New research suggests THC, the active ingredient in marijuana, may ease muscle stiffness and pain in some multiple sclerosis patients.
The findings, reported in the British Medical Journal, indicate the cannabis extract could be developed as a potential new treatment for MS patients who endure painful muscle stiffness that reduces their mobility and interferes with daily routine activities and sleep.
The British researchers noted current treatments often fail to resolve symptoms fully, and can be harmful. As a result, many MS patients have experimented with alternative therapies, including cannabis.SPECIAL: These 4 Things Happen Right Before a Heart Attack — Read More.
For the study, MS patients from 22 health centers across the U.K. were randomly assigned to receive either the cannabis extract THC (tetrahydrocannabinol) daily or a dummy pill (placebo) for 12 weeks.
At the end of the study, the rate of relief from muscle stiffness was twice as high among those given the cannabis extract as those given the placebo — with 30 percent of THC group reporting improvement, compared to just under 16 percent of those getting a placebo. The extract was also tied to reduced muscle spasms and improved sleep quality.

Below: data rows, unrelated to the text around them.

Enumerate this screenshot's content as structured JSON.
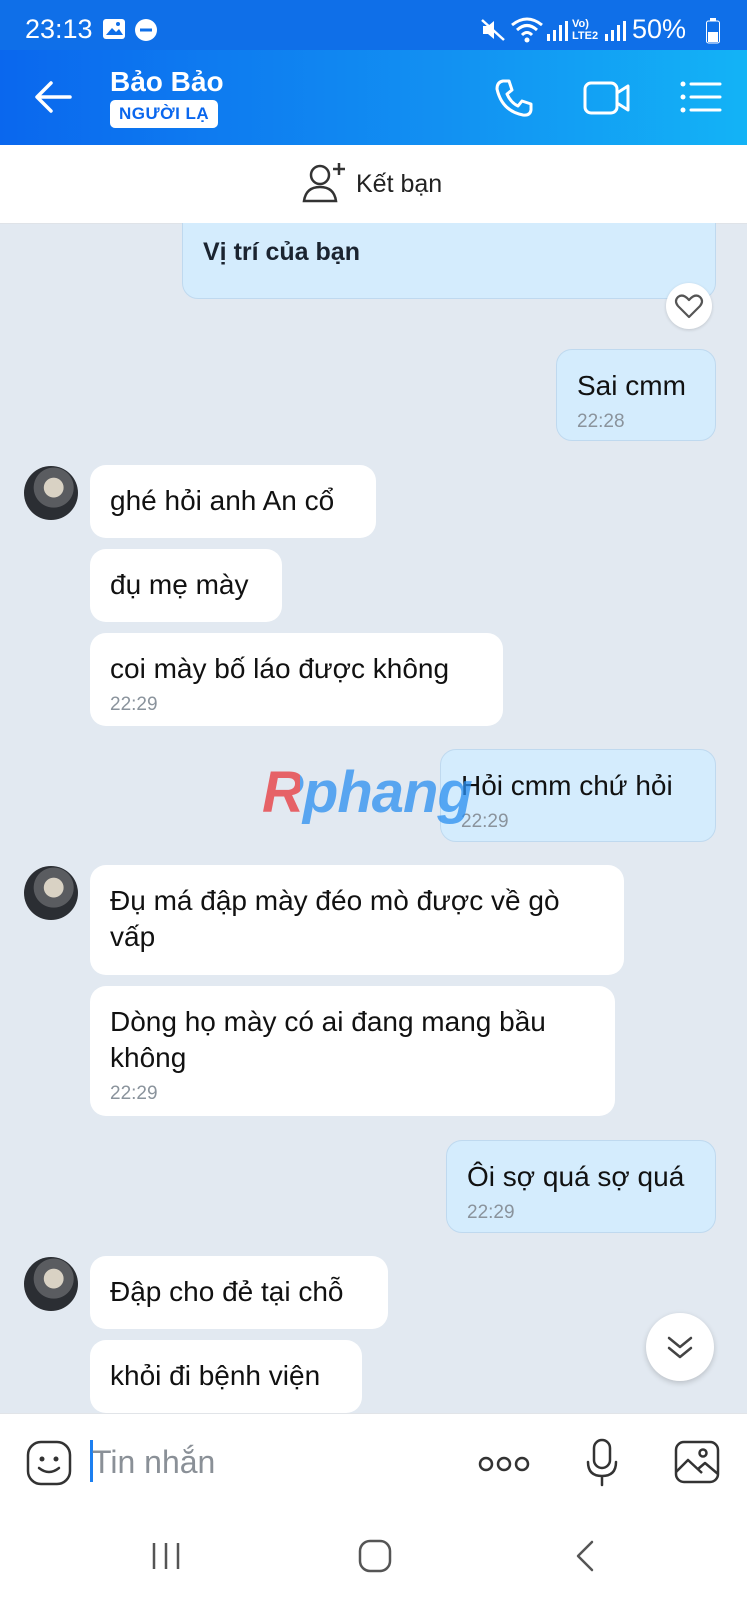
{
  "status_bar": {
    "time": "23:13",
    "battery": "50%"
  },
  "header": {
    "contact_name": "Bảo Bảo",
    "badge": "NGƯỜI LẠ"
  },
  "add_friend": {
    "label": "Kết bạn"
  },
  "messages": {
    "location_caption": "Vị trí của bạn",
    "m1": {
      "text": "Sai cmm",
      "time": "22:28"
    },
    "m2": {
      "text": "ghé hỏi anh An cổ"
    },
    "m3": {
      "text": "đụ mẹ mày"
    },
    "m4": {
      "text": "coi mày bố láo được không",
      "time": "22:29"
    },
    "m5": {
      "text": "Hỏi cmm chứ hỏi",
      "time": "22:29"
    },
    "m6": {
      "text": "Đụ má đập mày đéo mò được về gò vấp"
    },
    "m7": {
      "text": "Dòng họ mày có ai đang mang bầu không",
      "time": "22:29"
    },
    "m8": {
      "text": "Ôi sợ quá sợ quá",
      "time": "22:29"
    },
    "m9": {
      "text": "Đập cho đẻ tại chỗ"
    },
    "m10": {
      "text": "khỏi đi bệnh viện"
    }
  },
  "watermark": "Rphang",
  "input": {
    "placeholder": "Tin nhắn"
  },
  "colors": {
    "header_start": "#0a67ee",
    "header_end": "#13b3f6",
    "my_bubble": "#d4ecfd",
    "background": "#e2e9f1"
  }
}
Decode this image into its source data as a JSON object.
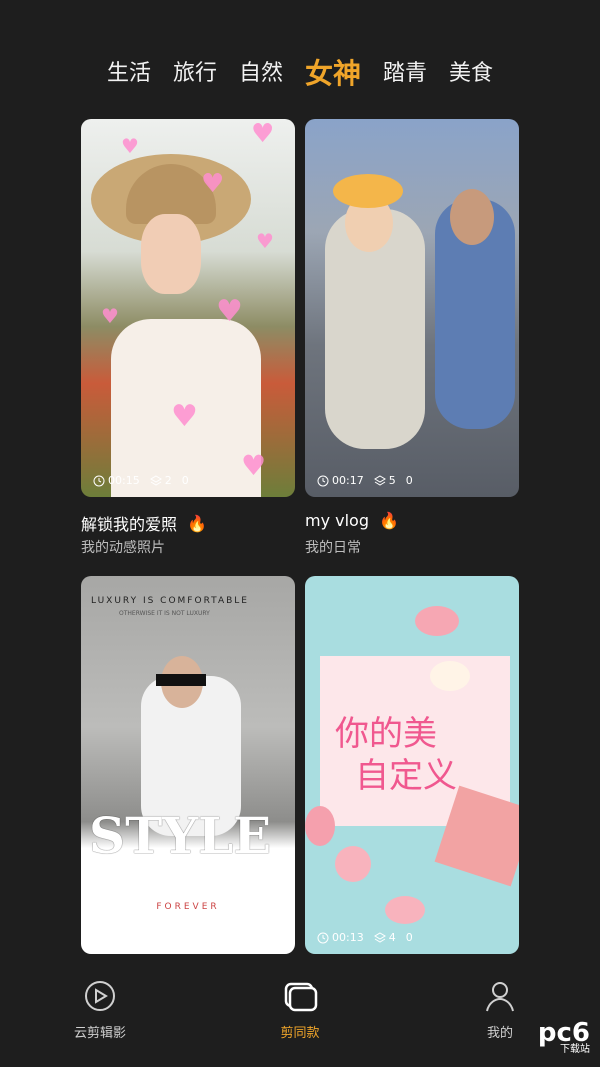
{
  "tabs": [
    "生活",
    "旅行",
    "自然",
    "女神",
    "踏青",
    "美食"
  ],
  "active_tab": "女神",
  "cards": [
    {
      "title": "解锁我的爱照",
      "subtitle": "我的动感照片",
      "duration": "00:15",
      "layers": "2",
      "count": "0"
    },
    {
      "title": "my vlog",
      "subtitle": "我的日常",
      "duration": "00:17",
      "layers": "5",
      "count": "0"
    },
    {
      "style_top": "LUXURY IS COMFORTABLE",
      "style_sub": "OTHERWISE IT IS NOT LUXURY",
      "style_word": "STYLE",
      "style_footer": "FOREVER"
    },
    {
      "overlay_line1": "你的美",
      "overlay_line2": "自定义",
      "duration": "00:13",
      "layers": "4",
      "count": "0"
    }
  ],
  "nav": [
    {
      "label": "云剪辑影",
      "icon": "play-circle-icon"
    },
    {
      "label": "剪同款",
      "icon": "layers-icon"
    },
    {
      "label": "我的",
      "icon": "user-icon"
    }
  ],
  "watermark": {
    "main": "pc6",
    "sub": "下载站"
  }
}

Researchers also noted, however, that mild side effects — including nervous system disorders and gut problems — were higher among those taking the cannabis extract, particularly in the first two weeks of treatment.